As explained in Arellano and Bond (1991), the GMM estimators assume E[em,i,t|Z] = 0, where Z is a matrix of instruments which are orthogonal to the error terms, namely lags the variables in the right hand side. For each equation, the moment estimators will minimize the above assumption by changing the symmetric matrix M in [(X′Z M Z′ X′)−1 X′ Z M Z′ Y′] where X is a matrix of all lagged variables on the right hand-side and Y is a vector of the variable on the left-hand side.

5

The standard-deviation of reduced-form (structural) shocks is 4.7% (7.5%) and 4.2% (6.8%) for GDP per capita and the institutions proxy, respectively.

Institutions and Growth: a GMM/IV Panel VAR Approach
Author: Carlos Góes
  • View in gallery

    Correlation between EFW index and Risk of Expropriation index (AJR’s sample, n = 61) and between EFW index and Economist Intelligence Unit’s Democracy Index (n = 107). Variables were standardized, so the scale is in standard deviations.
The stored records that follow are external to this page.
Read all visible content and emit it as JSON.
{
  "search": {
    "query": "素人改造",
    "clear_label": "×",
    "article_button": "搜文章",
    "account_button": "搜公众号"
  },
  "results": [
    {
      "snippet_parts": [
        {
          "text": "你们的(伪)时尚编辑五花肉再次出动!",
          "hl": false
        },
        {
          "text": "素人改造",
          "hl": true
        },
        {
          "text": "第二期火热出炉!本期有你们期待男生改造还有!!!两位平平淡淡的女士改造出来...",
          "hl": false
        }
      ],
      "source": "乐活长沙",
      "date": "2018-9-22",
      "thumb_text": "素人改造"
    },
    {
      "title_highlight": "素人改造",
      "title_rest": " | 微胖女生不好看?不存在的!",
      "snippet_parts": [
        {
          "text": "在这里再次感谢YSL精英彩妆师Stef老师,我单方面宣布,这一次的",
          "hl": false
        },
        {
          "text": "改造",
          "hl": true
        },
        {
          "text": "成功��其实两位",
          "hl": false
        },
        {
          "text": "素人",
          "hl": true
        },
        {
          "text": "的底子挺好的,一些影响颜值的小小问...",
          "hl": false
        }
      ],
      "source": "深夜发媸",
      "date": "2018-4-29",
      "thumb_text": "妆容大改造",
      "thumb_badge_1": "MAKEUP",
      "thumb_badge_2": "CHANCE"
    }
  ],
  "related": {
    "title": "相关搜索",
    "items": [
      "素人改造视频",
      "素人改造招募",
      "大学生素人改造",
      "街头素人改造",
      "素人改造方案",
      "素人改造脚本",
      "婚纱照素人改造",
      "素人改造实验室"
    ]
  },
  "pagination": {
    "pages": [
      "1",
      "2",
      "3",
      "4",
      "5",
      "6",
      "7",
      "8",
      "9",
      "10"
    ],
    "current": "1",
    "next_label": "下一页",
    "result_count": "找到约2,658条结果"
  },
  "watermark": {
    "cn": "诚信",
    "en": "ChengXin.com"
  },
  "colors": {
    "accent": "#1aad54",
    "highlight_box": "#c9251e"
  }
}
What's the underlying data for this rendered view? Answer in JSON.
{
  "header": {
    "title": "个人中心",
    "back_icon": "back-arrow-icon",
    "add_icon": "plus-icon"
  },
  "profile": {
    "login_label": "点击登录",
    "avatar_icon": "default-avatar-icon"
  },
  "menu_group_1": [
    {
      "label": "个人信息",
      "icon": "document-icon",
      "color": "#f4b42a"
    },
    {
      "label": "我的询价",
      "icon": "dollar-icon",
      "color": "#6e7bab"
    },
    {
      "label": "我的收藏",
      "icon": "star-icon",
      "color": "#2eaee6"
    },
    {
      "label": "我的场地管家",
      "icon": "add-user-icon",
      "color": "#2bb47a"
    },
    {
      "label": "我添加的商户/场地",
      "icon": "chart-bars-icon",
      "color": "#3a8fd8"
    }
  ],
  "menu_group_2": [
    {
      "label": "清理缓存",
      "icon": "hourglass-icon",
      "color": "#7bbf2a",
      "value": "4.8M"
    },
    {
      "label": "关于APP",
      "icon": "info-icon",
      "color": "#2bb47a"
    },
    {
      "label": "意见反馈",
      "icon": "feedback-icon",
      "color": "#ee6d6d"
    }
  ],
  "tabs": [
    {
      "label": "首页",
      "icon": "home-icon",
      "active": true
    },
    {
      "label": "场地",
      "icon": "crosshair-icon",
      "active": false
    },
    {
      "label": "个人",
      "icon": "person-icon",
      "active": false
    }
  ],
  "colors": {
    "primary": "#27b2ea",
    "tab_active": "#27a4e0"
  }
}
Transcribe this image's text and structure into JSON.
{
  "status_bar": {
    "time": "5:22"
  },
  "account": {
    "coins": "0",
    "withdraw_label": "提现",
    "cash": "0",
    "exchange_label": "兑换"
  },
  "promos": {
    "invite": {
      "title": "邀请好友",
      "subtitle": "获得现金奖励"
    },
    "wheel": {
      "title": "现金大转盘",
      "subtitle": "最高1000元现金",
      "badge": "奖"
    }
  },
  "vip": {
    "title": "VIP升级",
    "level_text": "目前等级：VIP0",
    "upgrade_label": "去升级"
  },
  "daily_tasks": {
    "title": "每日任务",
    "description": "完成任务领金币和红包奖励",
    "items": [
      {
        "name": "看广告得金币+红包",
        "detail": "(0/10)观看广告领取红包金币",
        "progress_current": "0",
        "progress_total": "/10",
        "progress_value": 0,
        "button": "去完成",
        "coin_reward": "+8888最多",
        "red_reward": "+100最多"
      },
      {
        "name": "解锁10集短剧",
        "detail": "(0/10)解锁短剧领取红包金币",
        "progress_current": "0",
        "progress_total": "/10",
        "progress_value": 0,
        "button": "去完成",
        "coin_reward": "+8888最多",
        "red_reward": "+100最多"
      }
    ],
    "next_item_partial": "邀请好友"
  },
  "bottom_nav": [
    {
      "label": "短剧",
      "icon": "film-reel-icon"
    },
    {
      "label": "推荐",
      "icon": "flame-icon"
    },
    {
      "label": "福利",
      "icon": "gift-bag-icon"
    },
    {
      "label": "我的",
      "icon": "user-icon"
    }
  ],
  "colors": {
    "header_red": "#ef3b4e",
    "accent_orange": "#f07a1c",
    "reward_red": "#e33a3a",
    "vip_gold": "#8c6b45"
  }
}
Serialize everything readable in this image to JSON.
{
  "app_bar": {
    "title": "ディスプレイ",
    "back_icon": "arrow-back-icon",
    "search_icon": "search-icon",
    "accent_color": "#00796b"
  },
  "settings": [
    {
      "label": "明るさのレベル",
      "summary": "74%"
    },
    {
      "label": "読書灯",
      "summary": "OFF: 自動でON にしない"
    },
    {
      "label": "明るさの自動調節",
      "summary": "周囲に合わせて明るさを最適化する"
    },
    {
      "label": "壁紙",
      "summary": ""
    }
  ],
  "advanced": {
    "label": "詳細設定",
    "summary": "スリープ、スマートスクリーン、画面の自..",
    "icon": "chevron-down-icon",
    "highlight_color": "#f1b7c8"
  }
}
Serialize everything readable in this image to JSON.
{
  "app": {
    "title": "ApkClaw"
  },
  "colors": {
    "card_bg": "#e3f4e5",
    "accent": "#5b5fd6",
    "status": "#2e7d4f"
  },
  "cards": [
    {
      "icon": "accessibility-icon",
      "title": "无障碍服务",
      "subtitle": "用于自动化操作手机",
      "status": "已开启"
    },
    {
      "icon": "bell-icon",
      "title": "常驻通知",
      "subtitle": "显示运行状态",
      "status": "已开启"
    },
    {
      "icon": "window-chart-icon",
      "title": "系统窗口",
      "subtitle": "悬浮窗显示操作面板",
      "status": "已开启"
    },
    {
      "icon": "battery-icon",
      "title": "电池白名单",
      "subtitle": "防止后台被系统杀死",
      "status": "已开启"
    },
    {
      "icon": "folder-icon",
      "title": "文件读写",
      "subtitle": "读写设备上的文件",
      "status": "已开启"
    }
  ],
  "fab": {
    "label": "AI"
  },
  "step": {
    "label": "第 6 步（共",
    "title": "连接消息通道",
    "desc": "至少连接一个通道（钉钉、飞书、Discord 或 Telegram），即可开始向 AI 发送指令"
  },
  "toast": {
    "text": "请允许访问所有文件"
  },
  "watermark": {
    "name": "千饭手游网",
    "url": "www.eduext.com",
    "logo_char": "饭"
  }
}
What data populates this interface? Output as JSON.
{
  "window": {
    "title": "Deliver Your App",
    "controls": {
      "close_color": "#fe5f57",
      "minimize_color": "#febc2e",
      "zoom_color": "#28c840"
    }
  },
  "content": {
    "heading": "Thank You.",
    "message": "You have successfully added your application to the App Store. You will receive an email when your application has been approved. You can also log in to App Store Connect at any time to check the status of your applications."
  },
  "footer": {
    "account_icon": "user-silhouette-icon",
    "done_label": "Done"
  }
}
In all indices, a higher score means better institutions.

  • View in gallery

    Contemporaneous correlation between EFW index and GDP per capita. The chart includes all time periods for all countries (NT = 1571)

  • View in gallery

    Distribution of Annual Percent Changes in Institutions Proxy (NT = 1450)

  • View in gallery

    Impulse Response Functions, Full Sample. Calculated from GMM/IV Panel VAR (N = 119, T = 10). Standard errors from re-sampling simulation with 1,000 repetitions.

  • View in gallery

    Impulse Response Functions, Advanced Economies. Calculated from GMM/IV Panel VAR (N = 25, T = 10). Standard errors from re-sampling simulation with 1,000 repetitions.

  • View in gallery

    Impulse Response Functions, Developing Countries. Calculated from GMM/IV Panel VAR (N = 94, T = 10). Standard errors from re-sampling simulation with 1,000 repetitions.

  • View in gallery

    Robustness checks: Peak Responses. Standard errors from re-sampling simulation with 1,000 repetitions.